“Addiction issues?” the crudely drawn poster asks. “I’m listening. Let’s talk.”
The stick-figure doctor tells the stick-figure patient: “Opioid use disorder is a treatable condition.”
The messages were just some of many generated over two days this month as part of a “hackathon” led by the Johns Hopkins Center for Communication Programs and the Center for Mental Health and Addiction Policy Research, both part of the Johns Hopkins Bloomberg School of Public Health.

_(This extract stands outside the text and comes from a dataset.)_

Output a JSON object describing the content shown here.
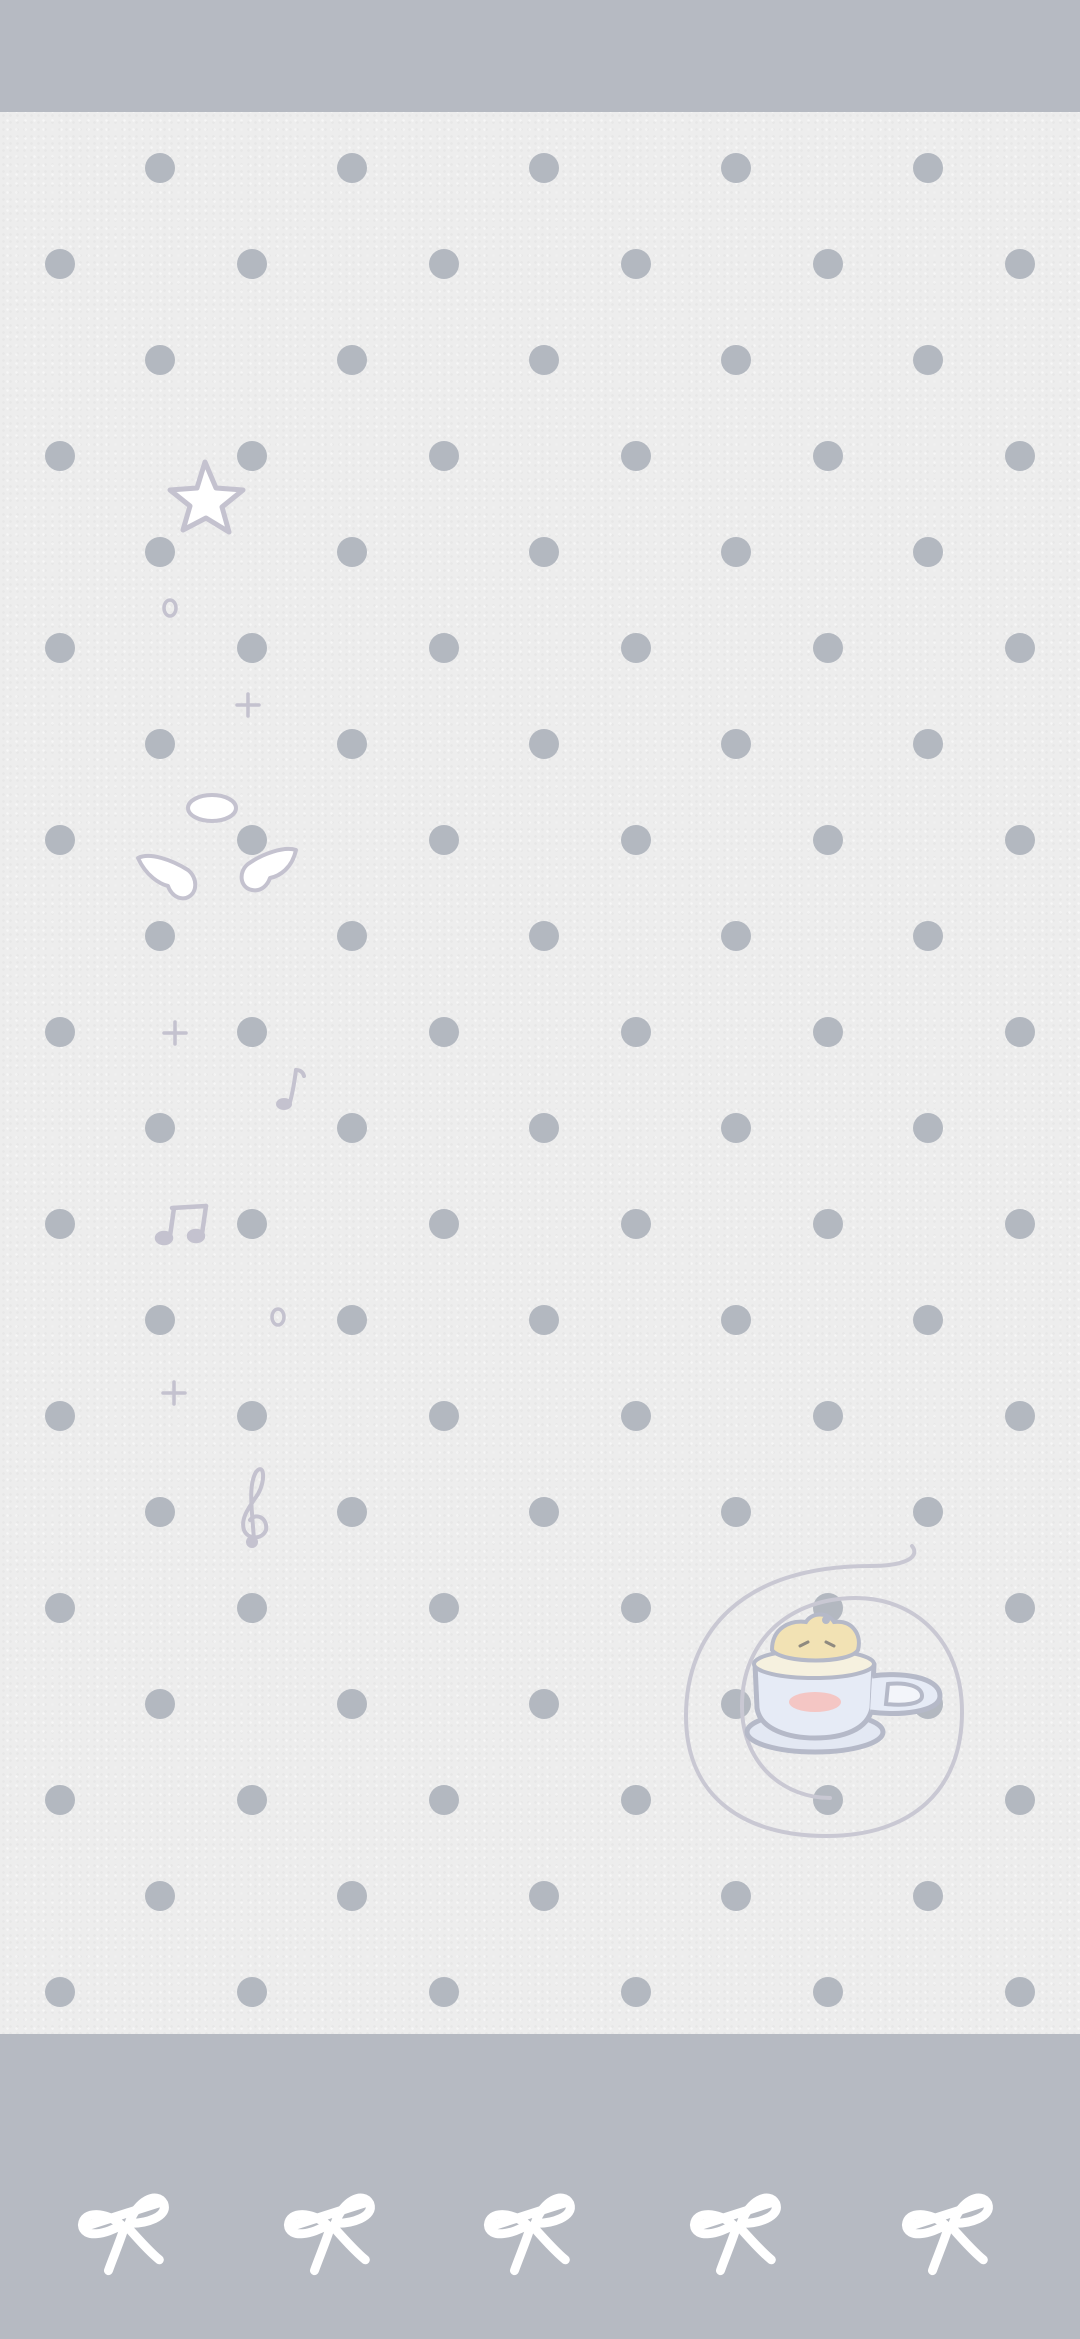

The goal of the hackathon: To quickly brainstorm ideas for how to reduce the stigma of addiction, in this case among doctors and nurses and others in the health care system. In the midst of a deadly opioid crisis – more people died in 2017 in the United States from overdose than from car crashes – the group came together to find ways to defeat the stigma that keeps people with opioid use disorder from getting the life-saving treatment they need.
“What the science tells us is we have medications that are effective in treating opioid use disorder and are lifesaving, and very few people get them,” said Johns Hopkins’ Colleen L. Barry, PhD, a national expert in addiction policy research.

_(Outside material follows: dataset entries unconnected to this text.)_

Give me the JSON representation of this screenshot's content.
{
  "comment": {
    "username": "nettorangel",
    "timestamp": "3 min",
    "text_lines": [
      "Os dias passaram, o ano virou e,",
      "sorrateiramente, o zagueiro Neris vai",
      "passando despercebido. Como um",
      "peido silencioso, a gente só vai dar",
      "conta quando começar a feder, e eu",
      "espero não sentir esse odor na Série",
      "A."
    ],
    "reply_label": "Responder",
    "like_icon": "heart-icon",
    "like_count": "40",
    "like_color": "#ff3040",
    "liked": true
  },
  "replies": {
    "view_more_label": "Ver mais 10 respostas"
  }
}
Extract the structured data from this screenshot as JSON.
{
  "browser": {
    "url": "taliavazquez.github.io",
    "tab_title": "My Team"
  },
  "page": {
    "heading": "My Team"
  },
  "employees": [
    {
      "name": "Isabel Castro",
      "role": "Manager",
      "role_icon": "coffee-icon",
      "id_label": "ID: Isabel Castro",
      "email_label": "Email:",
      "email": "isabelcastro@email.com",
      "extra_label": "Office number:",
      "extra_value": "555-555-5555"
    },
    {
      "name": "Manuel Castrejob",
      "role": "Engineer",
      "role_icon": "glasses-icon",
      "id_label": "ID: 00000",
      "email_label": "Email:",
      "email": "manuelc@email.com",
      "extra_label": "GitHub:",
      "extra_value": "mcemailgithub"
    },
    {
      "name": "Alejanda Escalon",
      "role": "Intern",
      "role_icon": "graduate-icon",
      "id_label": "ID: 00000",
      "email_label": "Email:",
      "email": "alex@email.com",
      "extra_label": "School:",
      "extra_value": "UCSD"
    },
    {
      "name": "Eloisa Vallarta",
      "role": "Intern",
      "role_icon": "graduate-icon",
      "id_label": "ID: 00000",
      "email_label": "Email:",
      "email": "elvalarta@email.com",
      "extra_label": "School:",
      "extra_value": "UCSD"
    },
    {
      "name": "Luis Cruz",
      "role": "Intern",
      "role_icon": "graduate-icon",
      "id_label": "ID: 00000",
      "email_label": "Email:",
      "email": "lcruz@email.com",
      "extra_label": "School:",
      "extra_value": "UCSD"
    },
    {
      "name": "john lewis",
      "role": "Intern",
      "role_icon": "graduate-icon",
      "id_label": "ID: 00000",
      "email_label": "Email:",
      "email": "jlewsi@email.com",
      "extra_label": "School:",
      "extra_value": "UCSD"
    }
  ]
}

People who face addiction are often seen as having a “moral failing,” and that’s absolutely the wrong way to think about it, she says. Addiction is a chronic disease that is treatable with FDA-approved medications such as methadone and buprenorphine, which cut the cravings for opioids and allow people to live normal lives. So why is there often such a negative reaction to people using medications to treat opioid use disorder? No one judges people with diabetes for taking their medication. The reason, she says, is stigma.
“We need to change the way we view individuals with opioid use disorder and better communicate that medication treatment works and can save lives,” Barry says.

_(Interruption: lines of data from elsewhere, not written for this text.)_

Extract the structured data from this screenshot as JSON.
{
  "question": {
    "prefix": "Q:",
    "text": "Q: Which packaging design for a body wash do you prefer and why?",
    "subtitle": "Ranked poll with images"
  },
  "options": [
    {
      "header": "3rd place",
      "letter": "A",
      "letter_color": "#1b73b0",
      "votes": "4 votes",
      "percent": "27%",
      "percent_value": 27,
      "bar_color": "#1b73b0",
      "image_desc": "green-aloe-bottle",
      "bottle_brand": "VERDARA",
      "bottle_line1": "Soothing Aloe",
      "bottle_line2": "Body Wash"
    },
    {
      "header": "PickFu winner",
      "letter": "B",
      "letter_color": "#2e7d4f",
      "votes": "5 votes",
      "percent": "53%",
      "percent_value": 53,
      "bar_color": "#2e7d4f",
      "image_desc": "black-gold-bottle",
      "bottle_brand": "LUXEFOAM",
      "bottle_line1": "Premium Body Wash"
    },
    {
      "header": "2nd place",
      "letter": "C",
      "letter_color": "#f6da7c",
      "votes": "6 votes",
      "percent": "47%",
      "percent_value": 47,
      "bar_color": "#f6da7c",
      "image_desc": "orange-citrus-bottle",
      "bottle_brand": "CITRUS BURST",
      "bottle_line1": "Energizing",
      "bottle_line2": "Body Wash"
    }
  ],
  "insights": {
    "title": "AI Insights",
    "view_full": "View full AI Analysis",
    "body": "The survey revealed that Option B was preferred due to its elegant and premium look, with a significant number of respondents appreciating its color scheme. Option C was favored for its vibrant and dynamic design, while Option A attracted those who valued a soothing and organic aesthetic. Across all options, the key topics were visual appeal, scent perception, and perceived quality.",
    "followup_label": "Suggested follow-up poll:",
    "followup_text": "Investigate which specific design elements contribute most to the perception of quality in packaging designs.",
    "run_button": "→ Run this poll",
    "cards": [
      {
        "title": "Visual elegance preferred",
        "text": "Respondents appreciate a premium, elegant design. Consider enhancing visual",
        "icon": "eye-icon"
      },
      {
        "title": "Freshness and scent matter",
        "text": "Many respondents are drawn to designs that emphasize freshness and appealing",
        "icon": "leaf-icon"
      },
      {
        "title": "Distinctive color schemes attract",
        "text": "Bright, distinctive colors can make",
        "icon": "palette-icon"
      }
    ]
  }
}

Two dozen people, including some who are in recovery, gathered from various parts of the health care system to tackle the issue. One of the first people they heard from was Michael Fingerhood, MD, a doctor who treats patients with opioid use disorder at the Johns Hopkins Bayview Medical Center.
Fingerhood told a story of seeing a patient in her early 20s with HIV. She also had a problem with drug use. He recommended she take buprenorphine. The patient’s mother complained that this would just be substituting one drug for another, a common misperception. The patient rolled her eyes, but it was clear her mother held sway.
Those gathered heard from experts in stigma, who shared data showing that doctors themselves are biased against using medication to treat opioid use disorder and that they themselves use harmful language to describe people with addiction – often their own patients.
“’Addict,’ ‘alcoholic’ and ‘substance abuse’ should not be used anymore,” says Robert Ashford of the University of the Sciences in Philadelphia. “These labels need to be retired.” Other words people hear in the health care setting: ‘junkie,’ ‘dopehead,’ ‘crack addict.’ “There’s no reason to use that language anymore.”
Bill Kinkle, a paramedic and registered nurse, is himself in recovery from an opioid use disorder. His group at the hackathon came up with a series of recommendations for reducing stigma in health care settings. One suggestion of the group was to create a pledge for people to sign, an approach that has been used in other health systems, in which they agree to use appropriate language about opioid use disorder to reduce stigma. The pledge would be part of an education campaign to help improve patient care.
They also suggested buttons that people like Kinkle could wear on the job, if they choose. “I’m a person in recovery,” they’d say. The idea is to generate – and change – conversation.
When people hear he is in recovery, Kinkle says, “they say, that’s amazing. You’re a miracle. But I’m not. I’m one of 30 million. People think that being able to recover is an impossible task. But it’s not. There are a lot of us in recovery, but not a lot of us talk about it.”
The many ideas generated as part of the hackathon will be distilled by people from CCP and the Center for Mental Health and Addiction Policy Research in the coming weeks, with the idea that the Johns Hopkins Health System – and other health systems around the country – can use some of the messages and ideas to reduce stigma and discrimination toward people with opioid use disorder.
“We put in a tremendous amount of work,” Kinkle says. “I’d like to see lives saved and families restored as a result of this.”